Often, on our shores, the topic of illegal immigration is isolated to the United States/Mexico border debate, but a growing number of films from overseas are landing here in the U.S. wrestling with the topic in unique and distinctive ways. The Belgian-made film, “Illégal”, focuses on two Belarusians, a single mother and her 13-year old son, who are illegally living in Belgium to escape conditions apparently so bad that the mother utters in a moment of despair, “…we can never go back to that place.”
Olivier Masset-Depasse’s second film is an intriguing effort which skirts over some rather important details but remains compelling nonetheless. The mother, Tania (Anne Coesens), is a former teacher and tries to exist under the radar with her son, Ivan (Alexandre Gontcharov). In the film’s opening prologue, we learn that Tania has fled Belarus but is trying to apply for residency in Belgium via the proper channels. Unfortunately, with her application rejected, Tania makes the decision that she and Ivan, then 6 years old, will stay and take the risks associated with living illegally in a country. The opportunities are too much to pass up for Tania in Belgium and after imbibing some liquid courage, Tania burns off her fingerprints and attempts to make her whereabouts untraceable.
With her son now 13, we learn that Tania has a best friend, Zina (Olga Zhadanova), and a queasy friendship with the shady Novak (Tomasz Bialkowski), who routinely forges immigration papers for Tania in case she is asked to undergo a random police check. Out one day with Ivan, Tania is followed and stopped by authorities and when her papers are questioned, fear sets in and Tania’s actions find her arrested and sentenced to a facility holding women and children facing deportation.

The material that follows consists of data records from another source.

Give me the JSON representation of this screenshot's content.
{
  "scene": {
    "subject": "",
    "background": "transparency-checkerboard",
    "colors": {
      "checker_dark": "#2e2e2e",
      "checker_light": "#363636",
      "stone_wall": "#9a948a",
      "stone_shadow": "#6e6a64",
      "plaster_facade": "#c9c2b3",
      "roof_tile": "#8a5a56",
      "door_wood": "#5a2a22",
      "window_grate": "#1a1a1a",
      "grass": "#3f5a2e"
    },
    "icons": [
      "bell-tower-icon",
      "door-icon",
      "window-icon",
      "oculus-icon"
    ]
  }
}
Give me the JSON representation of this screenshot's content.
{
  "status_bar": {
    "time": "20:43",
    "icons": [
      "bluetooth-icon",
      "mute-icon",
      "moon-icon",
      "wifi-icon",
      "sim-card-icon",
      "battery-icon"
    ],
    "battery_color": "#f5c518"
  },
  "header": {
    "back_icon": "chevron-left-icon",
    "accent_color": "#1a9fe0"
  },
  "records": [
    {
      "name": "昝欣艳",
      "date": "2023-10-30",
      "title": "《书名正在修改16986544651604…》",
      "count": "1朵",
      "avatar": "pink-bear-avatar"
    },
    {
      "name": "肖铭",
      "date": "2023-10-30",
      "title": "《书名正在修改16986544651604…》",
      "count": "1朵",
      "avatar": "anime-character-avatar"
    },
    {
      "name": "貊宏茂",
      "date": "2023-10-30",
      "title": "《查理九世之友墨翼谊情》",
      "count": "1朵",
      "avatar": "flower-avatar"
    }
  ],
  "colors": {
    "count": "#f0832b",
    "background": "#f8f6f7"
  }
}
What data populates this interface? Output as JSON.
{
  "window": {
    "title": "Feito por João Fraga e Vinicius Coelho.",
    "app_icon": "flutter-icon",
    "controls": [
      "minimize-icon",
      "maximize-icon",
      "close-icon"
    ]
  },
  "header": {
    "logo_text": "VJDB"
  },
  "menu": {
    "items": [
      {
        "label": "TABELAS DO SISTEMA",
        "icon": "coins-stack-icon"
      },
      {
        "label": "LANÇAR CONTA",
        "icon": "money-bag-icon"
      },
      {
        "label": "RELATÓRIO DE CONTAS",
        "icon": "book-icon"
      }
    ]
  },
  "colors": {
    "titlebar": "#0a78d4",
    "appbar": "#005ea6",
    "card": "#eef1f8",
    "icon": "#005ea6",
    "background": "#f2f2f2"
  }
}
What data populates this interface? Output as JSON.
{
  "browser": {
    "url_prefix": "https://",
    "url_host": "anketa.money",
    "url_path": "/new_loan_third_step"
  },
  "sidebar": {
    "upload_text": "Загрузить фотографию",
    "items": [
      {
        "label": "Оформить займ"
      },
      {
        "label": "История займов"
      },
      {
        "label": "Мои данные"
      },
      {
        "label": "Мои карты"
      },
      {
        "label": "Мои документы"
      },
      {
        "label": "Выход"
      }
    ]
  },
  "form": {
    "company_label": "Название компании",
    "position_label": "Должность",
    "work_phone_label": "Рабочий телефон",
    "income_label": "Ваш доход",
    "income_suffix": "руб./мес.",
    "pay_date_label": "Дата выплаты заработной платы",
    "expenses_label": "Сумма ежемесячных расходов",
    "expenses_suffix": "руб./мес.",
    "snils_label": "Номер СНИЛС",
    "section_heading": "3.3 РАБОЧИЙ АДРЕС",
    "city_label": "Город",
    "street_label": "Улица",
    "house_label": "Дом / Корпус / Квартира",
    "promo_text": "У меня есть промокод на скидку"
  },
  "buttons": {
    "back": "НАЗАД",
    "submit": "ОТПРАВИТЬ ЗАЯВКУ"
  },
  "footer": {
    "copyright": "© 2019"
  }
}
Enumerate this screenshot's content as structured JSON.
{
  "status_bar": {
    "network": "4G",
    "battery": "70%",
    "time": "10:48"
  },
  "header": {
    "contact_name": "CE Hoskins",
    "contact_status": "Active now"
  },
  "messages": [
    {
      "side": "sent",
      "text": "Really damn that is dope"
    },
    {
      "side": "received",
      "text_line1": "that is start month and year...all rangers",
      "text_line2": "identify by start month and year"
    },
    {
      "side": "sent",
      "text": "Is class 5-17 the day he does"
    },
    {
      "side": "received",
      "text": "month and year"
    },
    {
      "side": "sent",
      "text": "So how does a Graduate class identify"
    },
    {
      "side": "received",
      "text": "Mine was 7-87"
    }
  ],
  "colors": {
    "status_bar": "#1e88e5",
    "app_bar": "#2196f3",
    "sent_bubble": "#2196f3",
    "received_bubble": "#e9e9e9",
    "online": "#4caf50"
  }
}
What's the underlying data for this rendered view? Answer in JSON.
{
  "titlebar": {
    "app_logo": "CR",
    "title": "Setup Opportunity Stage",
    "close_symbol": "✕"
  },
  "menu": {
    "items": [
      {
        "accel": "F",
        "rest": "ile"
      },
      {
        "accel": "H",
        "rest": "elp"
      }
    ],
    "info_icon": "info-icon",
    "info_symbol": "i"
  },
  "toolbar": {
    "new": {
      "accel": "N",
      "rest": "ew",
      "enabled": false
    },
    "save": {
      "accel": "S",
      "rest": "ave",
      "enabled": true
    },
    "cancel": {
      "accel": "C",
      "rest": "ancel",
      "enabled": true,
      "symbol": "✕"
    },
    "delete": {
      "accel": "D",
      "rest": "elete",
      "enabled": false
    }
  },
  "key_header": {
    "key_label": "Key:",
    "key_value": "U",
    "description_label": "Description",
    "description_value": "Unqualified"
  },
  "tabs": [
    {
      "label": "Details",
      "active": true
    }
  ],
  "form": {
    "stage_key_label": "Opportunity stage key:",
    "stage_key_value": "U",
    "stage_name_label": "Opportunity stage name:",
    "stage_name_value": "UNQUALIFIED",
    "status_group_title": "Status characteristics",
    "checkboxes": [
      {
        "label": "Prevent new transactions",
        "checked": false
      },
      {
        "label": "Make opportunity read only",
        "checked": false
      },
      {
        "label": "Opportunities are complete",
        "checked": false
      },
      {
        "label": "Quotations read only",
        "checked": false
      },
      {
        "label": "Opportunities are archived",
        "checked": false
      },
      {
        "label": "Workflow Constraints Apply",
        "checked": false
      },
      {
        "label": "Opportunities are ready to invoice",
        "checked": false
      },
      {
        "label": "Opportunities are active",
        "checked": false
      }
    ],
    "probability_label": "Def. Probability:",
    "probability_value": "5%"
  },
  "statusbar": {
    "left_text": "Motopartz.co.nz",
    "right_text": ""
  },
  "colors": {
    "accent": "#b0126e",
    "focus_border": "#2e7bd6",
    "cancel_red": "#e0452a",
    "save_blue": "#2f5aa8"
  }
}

It is clear to me that I may not have all of the information needed to understand all of the political statements Olivier Masset-Depasse is making with this film. However, his screenplay seems written in a vacuum. We never learn why Tania has fled Belarus or why any of the other prisoners are in the situation they are in. We are asked to believe and understand that going home is unfathomable. Tania does befriend and come to know a fellow prisoner, Aissa (Esse Lawson), who is something of a worldwide celebrity because of her plight. But so little time is given to the inmates surrounding Tania, that when events transpire with them, we are not as engaged in what occurs as we should be.
Anne Coesens gives an impassioned performance as Tania and her work here carries the film substantially. Ultimately, “Illégal” aims for importance and significance but while falling somewhat short of its likely intent, I recognize the effort though. Olivier Masset-Depasse is a Belgian filmmaker defending the immigrant and paints an unflattering and maybe even damning portrait of Belgian immigration law and policy.
The problem is that no matter how swept up in Tania’s story you may become, there is nothing here but a prefunctory context to analyze everything with. Had Masset-Depasse expanded his scope, “Illégal” could have been truly profound and galvanizing.